• _INSTRUCTIONS FOR THE TASK_: Where the string "true" appears in a line of the data, show that line.

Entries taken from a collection
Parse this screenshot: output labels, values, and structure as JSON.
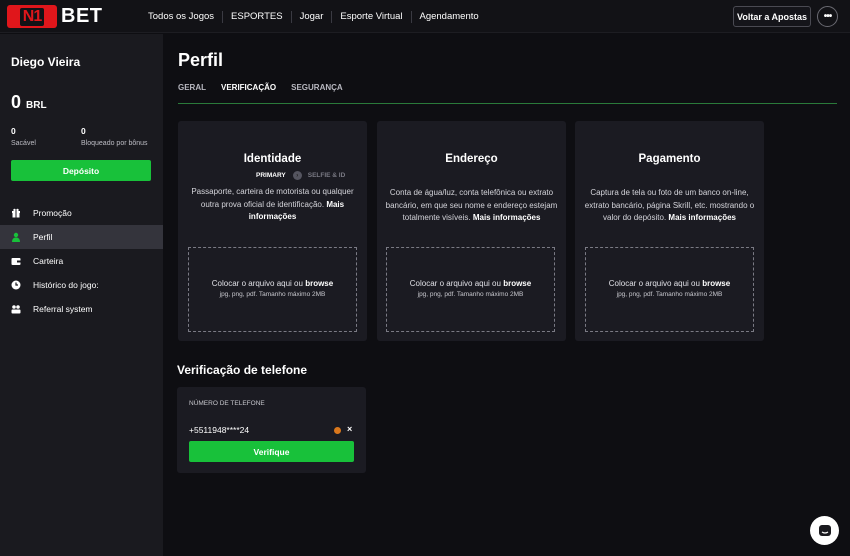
{
  "brand": {
    "logo_left": "N1",
    "logo_right": "BET",
    "accent": "#e0161b",
    "green": "#18c13a"
  },
  "nav": {
    "items": [
      "Todos os Jogos",
      "ESPORTES",
      "Jogar",
      "Esporte Virtual",
      "Agendamento"
    ],
    "voltar_label": "Voltar a Apostas",
    "more_icon": "more-icon"
  },
  "sidebar": {
    "user_name": "Diego Vieira",
    "balance": "0",
    "currency": "BRL",
    "sacavel_value": "0",
    "sacavel_label": "Sacável",
    "bloqueado_value": "0",
    "bloqueado_label": "Bloqueado por bônus",
    "deposit_label": "Depósito",
    "menu": [
      {
        "label": "Promoção",
        "icon": "gift-icon",
        "active": false
      },
      {
        "label": "Perfil",
        "icon": "user-icon",
        "active": true
      },
      {
        "label": "Carteira",
        "icon": "wallet-icon",
        "active": false
      },
      {
        "label": "Histórico do jogo:",
        "icon": "clock-icon",
        "active": false
      },
      {
        "label": "Referral system",
        "icon": "referral-icon",
        "active": false
      }
    ]
  },
  "main": {
    "title": "Perfil",
    "tabs": [
      "GERAL",
      "VERIFICAÇÃO",
      "SEGURANÇA"
    ],
    "active_tab": "VERIFICAÇÃO",
    "cards": [
      {
        "title": "Identidade",
        "tag_primary": "PRIMARY",
        "tag_secondary": "SELFIE & ID",
        "desc": "Passaporte, carteira de motorista ou qualquer outra prova oficial de identificação.",
        "more": "Mais informações",
        "dz_text": "Colocar o arquivo aqui ou",
        "dz_browse": "browse",
        "dz_hint": "jpg, png, pdf. Tamanho máximo 2MB"
      },
      {
        "title": "Endereço",
        "desc": "Conta de água/luz, conta telefônica ou extrato bancário, em que seu nome e endereço estejam totalmente visíveis.",
        "more": "Mais informações",
        "dz_text": "Colocar o arquivo aqui ou",
        "dz_browse": "browse",
        "dz_hint": "jpg, png, pdf. Tamanho máximo 2MB"
      },
      {
        "title": "Pagamento",
        "desc": "Captura de tela ou foto de um banco on-line, extrato bancário, página Skrill, etc. mostrando o valor do depósito.",
        "more": "Mais informações",
        "dz_text": "Colocar o arquivo aqui ou",
        "dz_browse": "browse",
        "dz_hint": "jpg, png, pdf. Tamanho máximo 2MB"
      }
    ],
    "phone": {
      "title": "Verificação de telefone",
      "label": "NÚMERO DE TELEFONE",
      "number": "+5511948****24",
      "status_color": "#d9771c",
      "clear_icon": "×",
      "verify_label": "Verifique"
    }
  }
}
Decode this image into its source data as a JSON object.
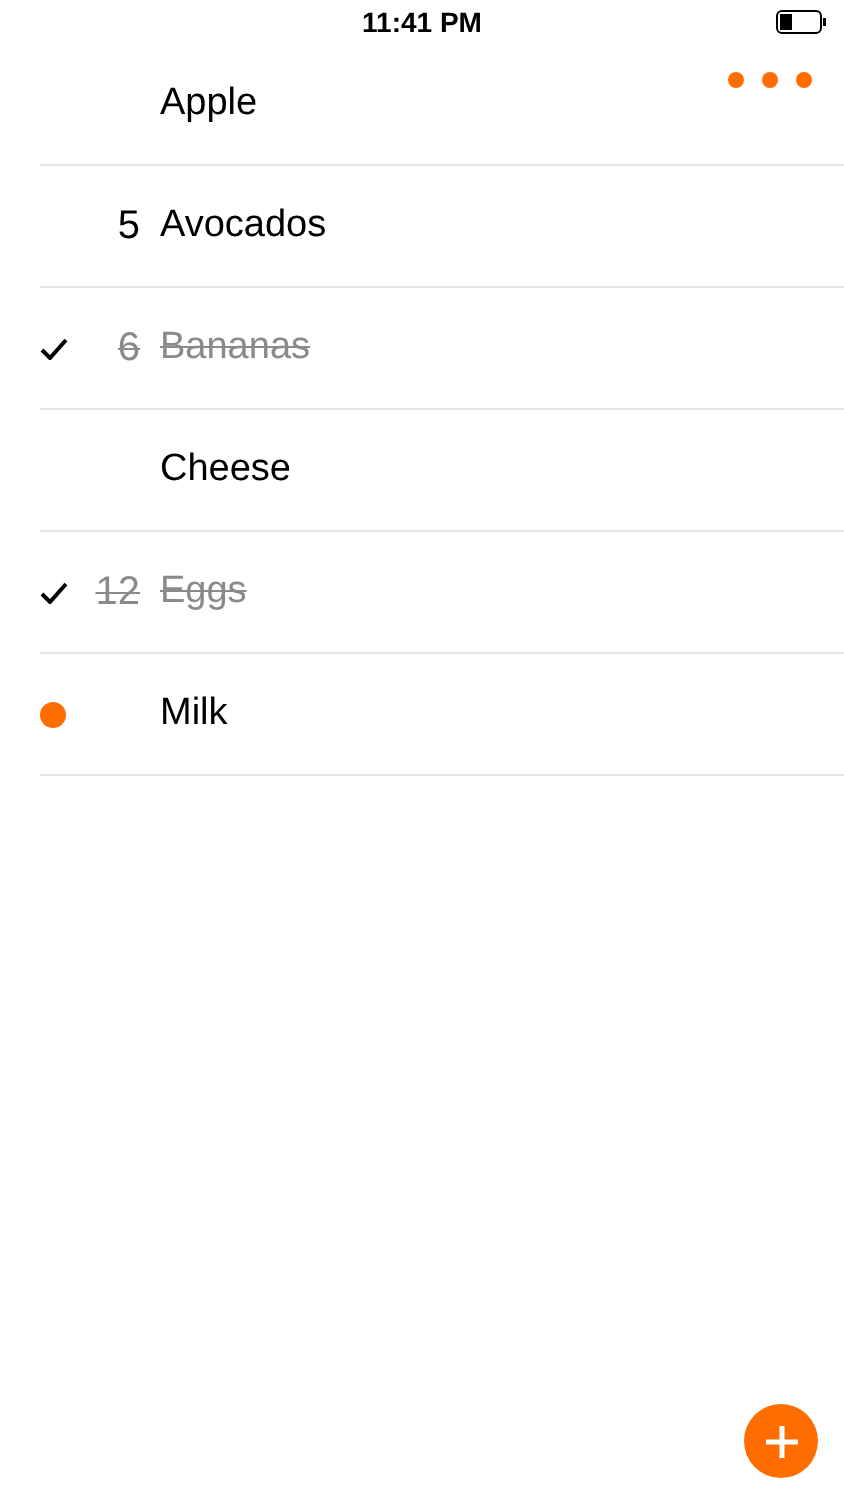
{
  "status_bar": {
    "time": "11:41 PM"
  },
  "items": [
    {
      "name": "Apple",
      "checked": false,
      "flagged": false
    },
    {
      "quantity": "5",
      "name": "Avocados",
      "checked": false,
      "flagged": false
    },
    {
      "quantity": "6",
      "name": "Bananas",
      "checked": true,
      "flagged": false
    },
    {
      "name": "Cheese",
      "checked": false,
      "flagged": false
    },
    {
      "quantity": "12",
      "name": "Eggs",
      "checked": true,
      "flagged": false
    },
    {
      "name": "Milk",
      "checked": false,
      "flagged": true
    }
  ]
}
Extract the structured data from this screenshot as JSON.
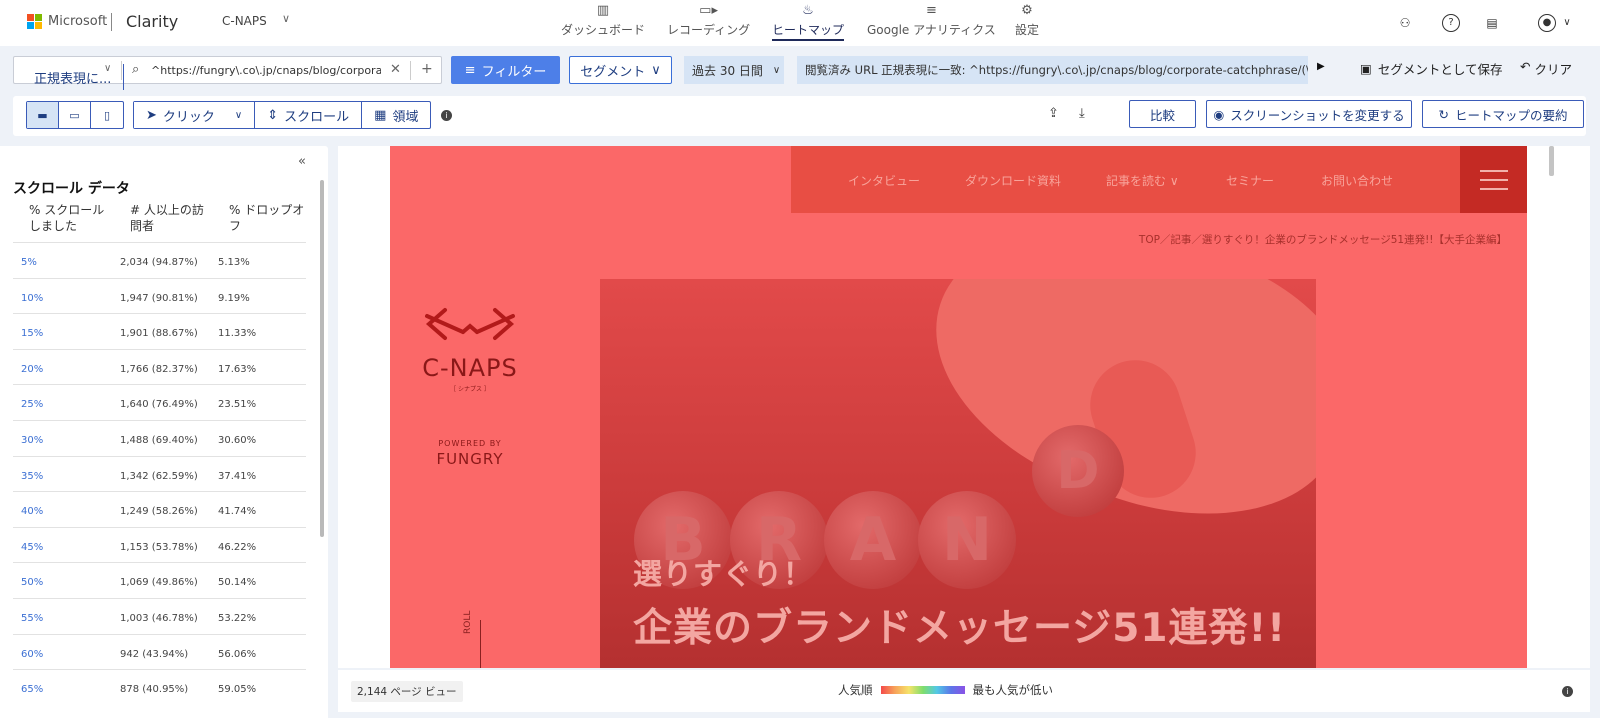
{
  "header": {
    "ms_brand": "Microsoft",
    "app": "Clarity",
    "project": "C-NAPS",
    "nav": [
      {
        "label": "ダッシュボード",
        "icon": "dashboard-icon"
      },
      {
        "label": "レコーディング",
        "icon": "video-icon"
      },
      {
        "label": "ヒートマップ",
        "icon": "flame-icon"
      },
      {
        "label": "Google アナリティクス",
        "icon": "analytics-icon"
      },
      {
        "label": "設定",
        "icon": "gear-icon"
      }
    ],
    "active_nav": "ヒートマップ"
  },
  "filters": {
    "match_mode": "正規表現に...",
    "url": "^https://fungry\\.co\\.jp/cnaps/blog/corporat...",
    "filter_label": "フィルター",
    "segment_label": "セグメント",
    "date_range": "過去 30 日間",
    "applied_filter": "閲覧済み URL 正規表現に一致: ^https://fungry\\.co\\.jp/cnaps/blog/corporate-catchphrase/(\\?.*)?$",
    "save_segment": "セグメントとして保存",
    "clear": "クリア"
  },
  "toolbar": {
    "devices": [
      "desktop",
      "tablet",
      "mobile"
    ],
    "modes": [
      {
        "label": "クリック",
        "icon": "cursor-icon"
      },
      {
        "label": "スクロール",
        "icon": "scroll-icon"
      },
      {
        "label": "領域",
        "icon": "area-icon"
      }
    ],
    "compare": "比較",
    "change_screenshot": "スクリーンショットを変更する",
    "summary": "ヒートマップの要約"
  },
  "scroll_panel": {
    "title": "スクロール データ",
    "col1": "% スクロールしました",
    "col2": "# 人以上の訪問者",
    "col3": "% ドロップオフ",
    "rows": [
      {
        "pct": "5%",
        "visitors": "2,034 (94.87%)",
        "dropoff": "5.13%"
      },
      {
        "pct": "10%",
        "visitors": "1,947 (90.81%)",
        "dropoff": "9.19%"
      },
      {
        "pct": "15%",
        "visitors": "1,901 (88.67%)",
        "dropoff": "11.33%"
      },
      {
        "pct": "20%",
        "visitors": "1,766 (82.37%)",
        "dropoff": "17.63%"
      },
      {
        "pct": "25%",
        "visitors": "1,640 (76.49%)",
        "dropoff": "23.51%"
      },
      {
        "pct": "30%",
        "visitors": "1,488 (69.40%)",
        "dropoff": "30.60%"
      },
      {
        "pct": "35%",
        "visitors": "1,342 (62.59%)",
        "dropoff": "37.41%"
      },
      {
        "pct": "40%",
        "visitors": "1,249 (58.26%)",
        "dropoff": "41.74%"
      },
      {
        "pct": "45%",
        "visitors": "1,153 (53.78%)",
        "dropoff": "46.22%"
      },
      {
        "pct": "50%",
        "visitors": "1,069 (49.86%)",
        "dropoff": "50.14%"
      },
      {
        "pct": "55%",
        "visitors": "1,003 (46.78%)",
        "dropoff": "53.22%"
      },
      {
        "pct": "60%",
        "visitors": "942 (43.94%)",
        "dropoff": "56.06%"
      },
      {
        "pct": "65%",
        "visitors": "878 (40.95%)",
        "dropoff": "59.05%"
      }
    ]
  },
  "site": {
    "nav": [
      "インタビュー",
      "ダウンロード資料",
      "記事を読む ∨",
      "セミナー",
      "お問い合わせ"
    ],
    "breadcrumb": "TOP／記事／選りすぐり！企業のブランドメッセージ51連発!!【大手企業編】",
    "logo": "C-NAPS",
    "logo_sub": "［ シナプス ］",
    "powered": "POWERED BY",
    "fungry": "FUNGRY",
    "balls": [
      "B",
      "R",
      "A",
      "N",
      "D"
    ],
    "hero_sub": "選りすぐり！",
    "hero_main": "企業のブランドメッセージ51連発!!",
    "side_label": "ROLL"
  },
  "bottom": {
    "pageviews": "2,144 ページ ビュー",
    "popular": "人気順",
    "least": "最も人気が低い"
  },
  "colors": {
    "accent": "#4d7fe8",
    "heat": "#fb6868"
  }
}
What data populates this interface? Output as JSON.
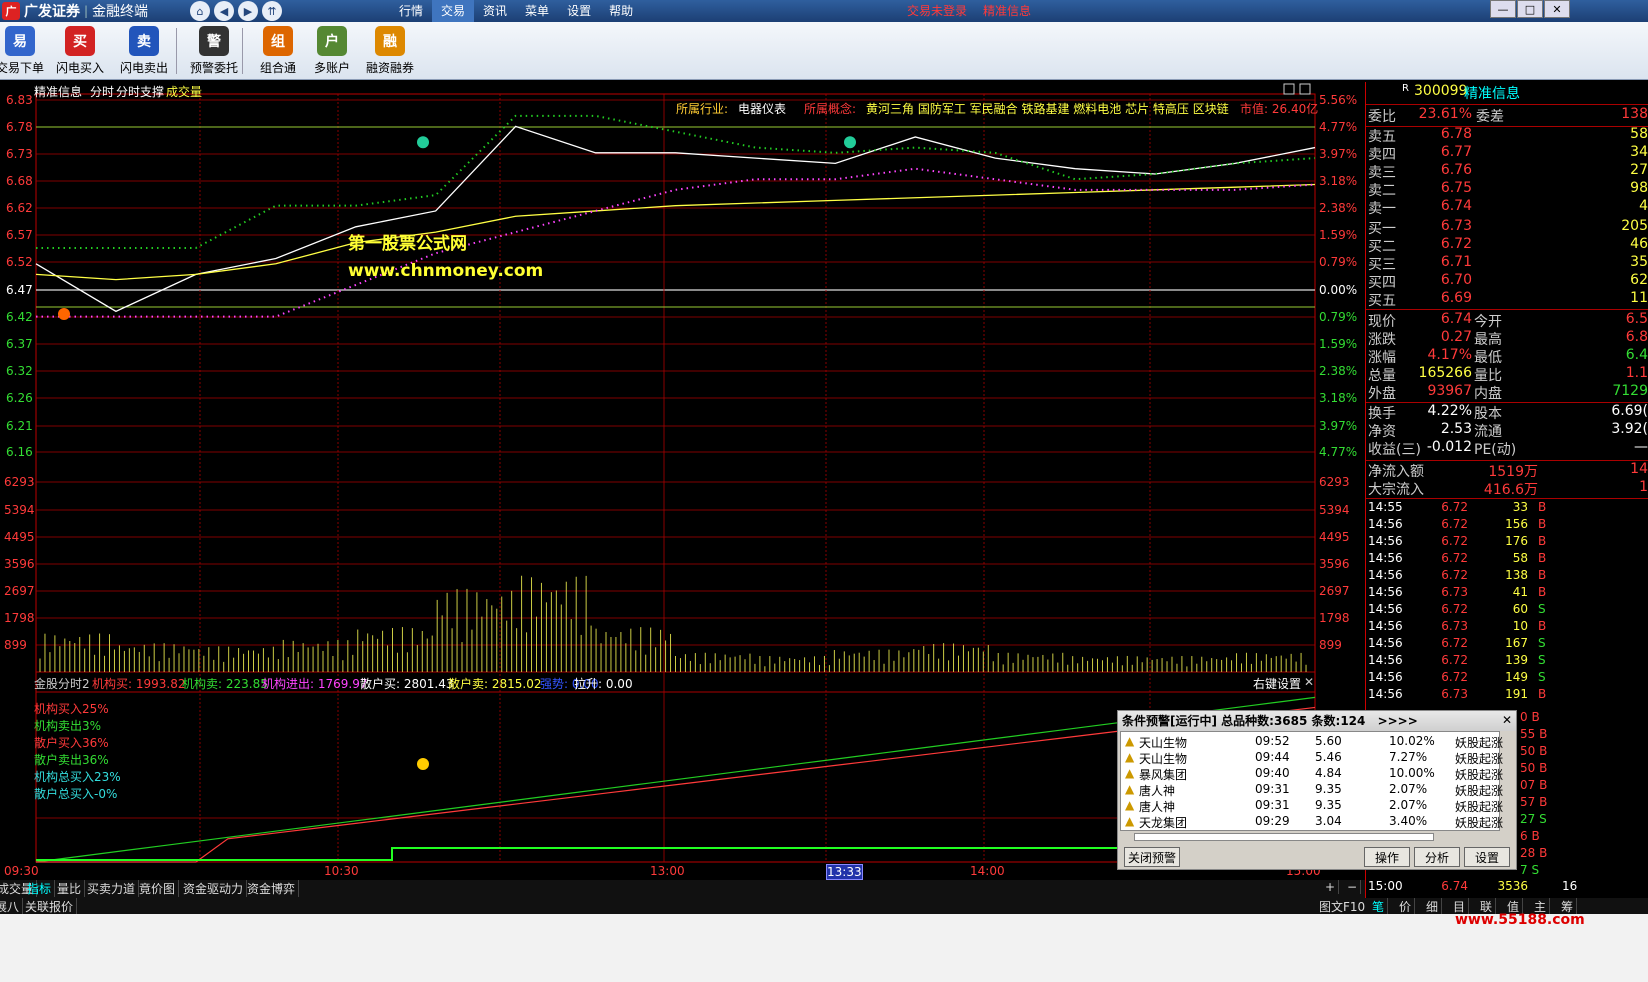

• _RESULT OF THIS EXERCISE_:
        "active": true
      "checked": true,
      "checked": true,
      "flagged": true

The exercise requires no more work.